But this is what he said: “The University of Waterloo.” It’s a public school in the Canadian province of Ontario, and as of last summer, it was the source of eight proud ventures that Y Combinator had helped along. “To my chagrin,” Altman told me, “Stanford has not had a really great track record.”

Here is the link to the full article.

Capstone Design Projects

March is the season for “Capstone Design Project” presentations at Waterloo Engineering.  These are events where groups of graduating students present and explain the design projects they have been working on for the past 8 to 12 months.  Working on a significant, open-ended design project is a feature in all engineering programs in Waterloo and across Canada, to my knowledge.  These “Design Symposia” are open to the public.

Where do the topics for these design projects come from?  There are 3 typical sources:  1) some professors provide an idea, likely related to their ongoing research projects; 2) companies approach us with ideas that they would like someone to work on; 3) the student groups come up with their own ideas.

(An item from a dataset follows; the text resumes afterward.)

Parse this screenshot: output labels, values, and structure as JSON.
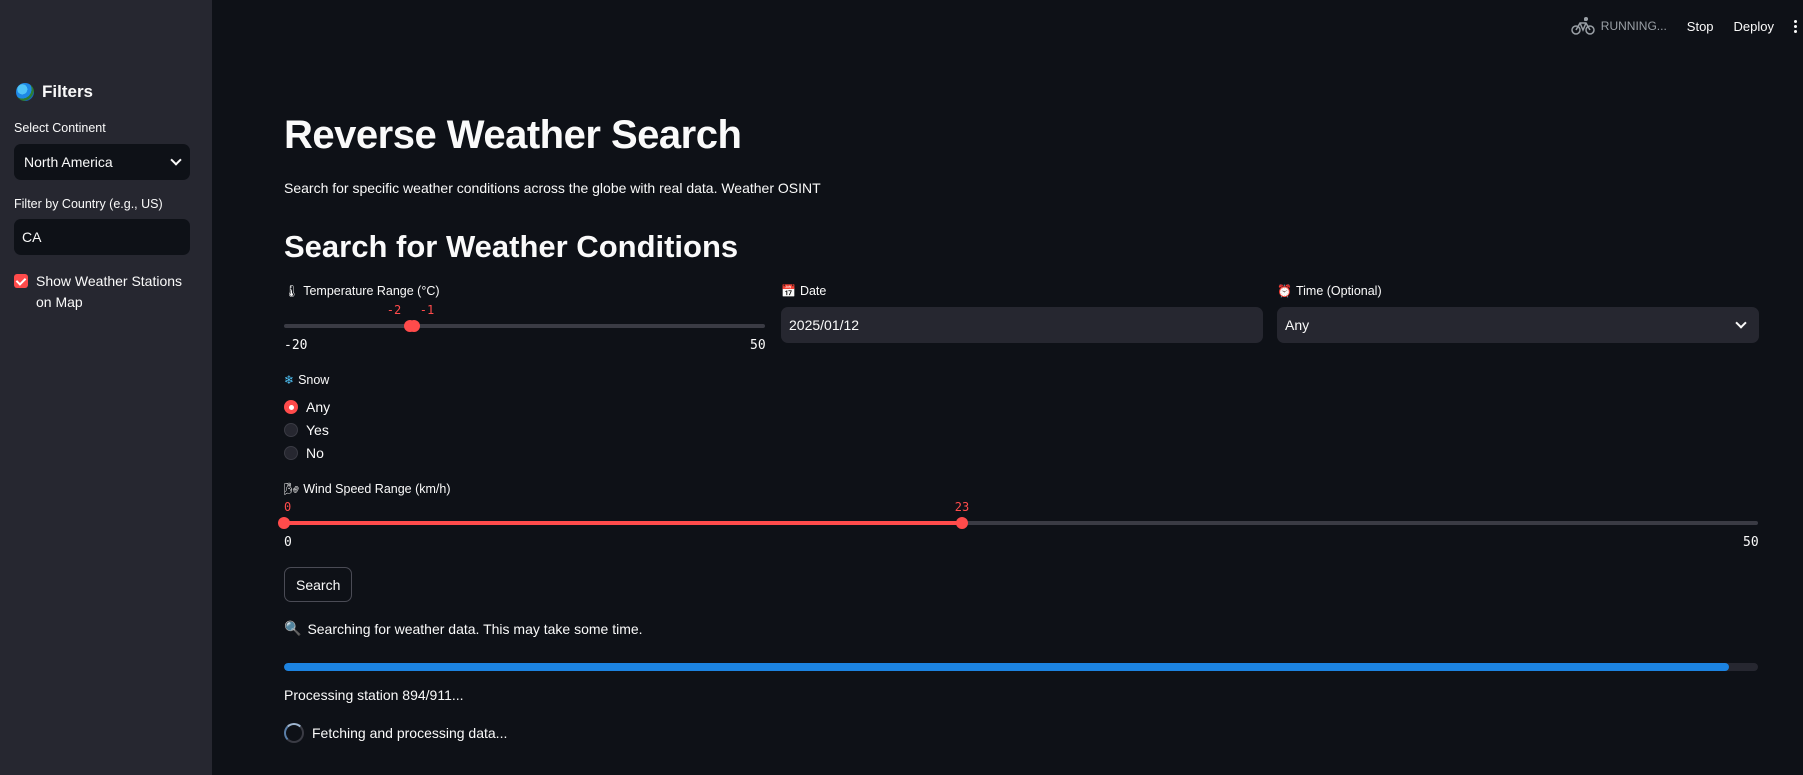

For companies, this is an opportunity to have some ideas explored in more detail and for free (other than some time spent).  Many companies have some new ideas or side-projects that would be nice to do, but they don’t have the time or resources to follow-up on them right away.  Having a student group work on it can help them scope-out the idea and see if it is worthwhile to pursue more aggressively in the future.  For the students, they get more experience working on a real-world problem, possibly in an industry sector they want to learn more about.  This can be a nice addition to the experience they already gained during their co-op work terms.

Student groups that come up with their own idea are often the source of new innovations and start-up companies that they build after graduation.  At Waterloo, any novel idea that a student creates is owned by them.  The university supports innovation and entrepreneurship, but doesn’t attempt to take it over in any way.

For high school students who are thinking about pursuing engineering, these projects are a good way to get a feeling for what you can do in the different disciplines.  So check out these links for project titles or descriptions:

Management Engineering
Nanotechnology Engineering
Software Engineering
Civil, Environmental, Geological Engineering
Electrical & Computer Engineering
Mechatronics Engineering
Mechanical Engineering
Chemical Engineering
Systems Design Engineering

A couple of programs are missing their project lists, but will probably be updated in the coming days.  See this link.

University approves $88-million Engineering 7 building

  Here is some interesting and exciting news.  I wasn’t aware it was up for approval, so it caught me by surprise!  It will have quite a few interesting features for education in engineering and entrepreneurship for all programs.  But it also will help with our space constraints in Biomedical and Mechatronics Engineering.  See the link for more details.  In the picture (architect’s rendering) you can just see the side of our current Engineering 5 building in the background to the right.

University approves $88-million Engineering 7 building | Engineering.

Waterloo grad first Canadian to lead Mars simulation mission | Waterloo Stories

Waterloo grad first Canadian to lead Mars simulation mission | Waterloo Stories.

Here’s an interesting story about a Mechanical Engineering graduate, and her unconventional career path in the aerospace sector as well as a start-up company in the renewable energy sector.  I always find it very interesting; the wide variety of things engineering graduates end up doing.

Sunscreen warning markers earn top grades at Women Entrepreneurs Bootcamp

Sunscreen warning markers earn top grades at Women Entrepreneurs Bootcamp.

Here is an interesting story about some of our Nanotechnology Engineering students, who used their creativity and expertise in materials science to develop a business idea for a compound that warns you when you need to re-apply sunscreen.  They won a $15,000 prize to help carry on building their start-up company.

There was another story a while ago about nanotechnology engineering graduates who were developing an improved de-icer compound for use in frost removal or control.  Just a couple of examples of what nanotechnology engineering students do in the area of entrepreneurship.